V-Ray 5 for Cinema 4D, update 1, now supports node-based material editing, making it possible to achieve photorealistic looks without sacrificing the artist’s creative choices made ahead of rendering. Users can view and manage their complete V-Ray shading network within Cinema 4D, using the Material Node Editor throughout their creation process from the first ideas to finishing.
The V-Ray Material has also been updated to make it easier to create translucent materials in fewer steps, with built-in volumetric subsurface scattering. The result can be immediately applied to skin, plastic, wax and similar surfaces.
Material Node Editor
As an integration of two softwares, V-Ray 5 for Cinema 4D, update 1 aims for efficiency so that the artist can do more in one place, including relighting and compositing from a single render. In the latest update, artists can start rendering multiple dome lights at the same time. Direct support in Light Mix makes it possible to mix light sources and relight a scene – changing the colour and intensity of the lights – after it has been rendered.
For highly precise adjustments to renders, artists can use any of V-Ray’s masking render elements, or render passes, directly in the V-Ray Frame Buffer’s Compositor. These include Cryptomatte, MultiMatte and Object, Render and Material IDs, which may be used to fine tune an image without re-rendering or resorting to another application.
The V-Ray Material makes it easier to create translucent materials in fewer steps.
The Frame Buffer has tools for control over the rendered output, for reviewing, analysing and post processing images, and is also a place to monitor work-in-progress and manage colours.
Rendering reflected lights and refractions from surfaces like glass and water is now easier, with more realistic looks, using V-Ray’s progressively calculated caustics. It helps achieve reflections faster and can be set up without using pre-calculated photon maps. Using sampling techniques, the Progressive caustics solver is able to trace the required photons without the memory constraints of traditional Photon Mapping.
V-Ray Fur is a simple, procedural fur plugin – that is, the fur is generated only during render time and is not actually present in the scene. It can be used to produce grass and fabrics, carpets, hair and similar materials.

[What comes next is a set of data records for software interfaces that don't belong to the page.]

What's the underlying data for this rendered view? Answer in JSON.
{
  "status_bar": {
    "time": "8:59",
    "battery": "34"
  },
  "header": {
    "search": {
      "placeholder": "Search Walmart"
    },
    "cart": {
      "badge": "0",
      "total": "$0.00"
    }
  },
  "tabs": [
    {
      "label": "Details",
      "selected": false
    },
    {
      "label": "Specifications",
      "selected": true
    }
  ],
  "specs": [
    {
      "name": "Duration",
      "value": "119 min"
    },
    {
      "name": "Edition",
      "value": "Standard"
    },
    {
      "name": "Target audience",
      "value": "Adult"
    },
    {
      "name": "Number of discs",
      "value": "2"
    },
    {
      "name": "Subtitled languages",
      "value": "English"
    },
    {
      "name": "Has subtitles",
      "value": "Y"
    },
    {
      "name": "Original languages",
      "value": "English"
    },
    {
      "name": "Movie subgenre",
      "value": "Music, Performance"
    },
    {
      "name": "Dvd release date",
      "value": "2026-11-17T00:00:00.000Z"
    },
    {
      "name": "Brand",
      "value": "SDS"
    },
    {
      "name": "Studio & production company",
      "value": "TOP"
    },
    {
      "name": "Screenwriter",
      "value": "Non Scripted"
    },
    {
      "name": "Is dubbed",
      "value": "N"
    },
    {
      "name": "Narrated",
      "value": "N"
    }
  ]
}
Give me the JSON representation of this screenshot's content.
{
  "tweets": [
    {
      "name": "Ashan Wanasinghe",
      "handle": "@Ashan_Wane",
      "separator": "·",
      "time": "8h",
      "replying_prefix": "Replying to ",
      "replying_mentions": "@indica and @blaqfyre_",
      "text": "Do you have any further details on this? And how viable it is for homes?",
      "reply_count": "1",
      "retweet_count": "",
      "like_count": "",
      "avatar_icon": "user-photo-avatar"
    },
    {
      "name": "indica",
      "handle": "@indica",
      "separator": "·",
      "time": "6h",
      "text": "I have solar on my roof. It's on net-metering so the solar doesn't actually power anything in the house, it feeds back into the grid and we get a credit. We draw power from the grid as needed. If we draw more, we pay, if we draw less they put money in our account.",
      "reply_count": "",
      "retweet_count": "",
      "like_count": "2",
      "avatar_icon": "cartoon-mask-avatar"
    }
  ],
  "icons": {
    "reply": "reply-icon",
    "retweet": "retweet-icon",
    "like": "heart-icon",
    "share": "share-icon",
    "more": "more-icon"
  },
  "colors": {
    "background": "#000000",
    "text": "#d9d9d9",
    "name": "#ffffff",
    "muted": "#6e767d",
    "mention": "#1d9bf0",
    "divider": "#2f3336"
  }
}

Another render-time effect that does not modify the actual scene geometry is V-Ray Clipper, used to quickly create cutaways and section renders for scenes or objects. Any scene object can also be converted to a clipper. www.chaosgroup.com